Jewelry has always been a vehicle for the deepest of human emotions: remembrance, faith, devotion, love, belonging, and mourning. The human figure has long been a source of inspiration and a means of expression for jewelers, and it is perhaps the most intimate and involving of subjects. Following on from the magnificent Flora and Fauna, Figures is the third book in a series devoted to the splendid jewelry collection of the Musée des Arts Décoratifs in Paris.

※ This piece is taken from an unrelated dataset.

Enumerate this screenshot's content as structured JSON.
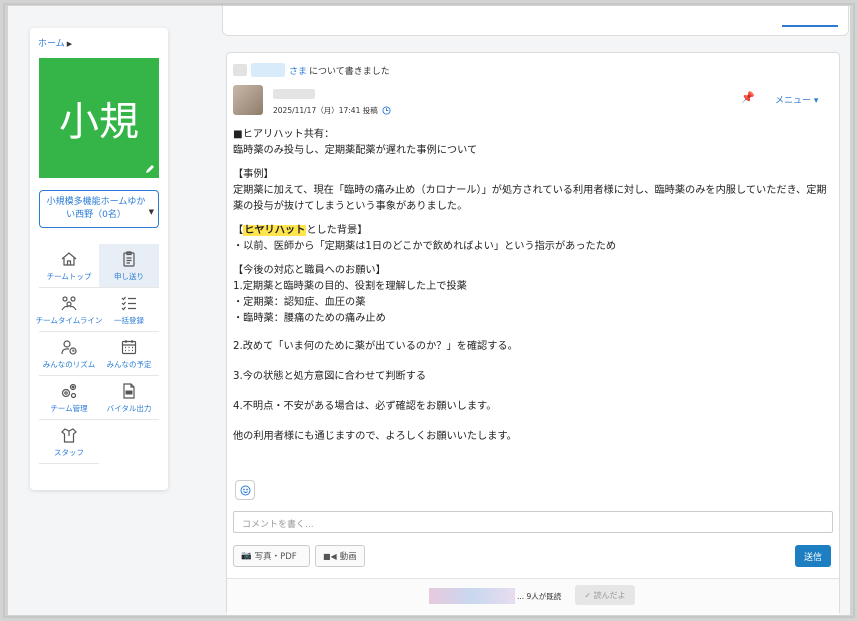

The museum’s collection begins in the Byzantine era and ranges through the medieval and Renaissance periods and beyond, with mythological figures and biblical scenes represented on pendants and rings. In the nineteenth century, René Lalique, Alphonse Fouquet, and the Maison Vever produced brooches and necklaces that embodied elegant sophistication and technical brilliance, while in the twentieth century, artists such as Pablo Picasso and Alberto Giacometti joined jewelers like Jean Lurçat, Line Vautrin, and Claude Lalanne in creating works that interpret the body in deeply personal ways.
Specially photographed by Jean- Marie del Moral, Figures is packed with striking and witty works of art.
Patrick Mauriees is a Paris-based writer of many notable titles on fashion and design. Among his previous books are Maison Goossens: Haute Couture Jewelry, Jewelry by Chanel, and Androgyne, all published by Thames & Hudson.
Évelyn Possémé is chief curator at the Musée des Arts Décoratifs in the Art Nouveau, Art Deco, and antique and modern jewelry department.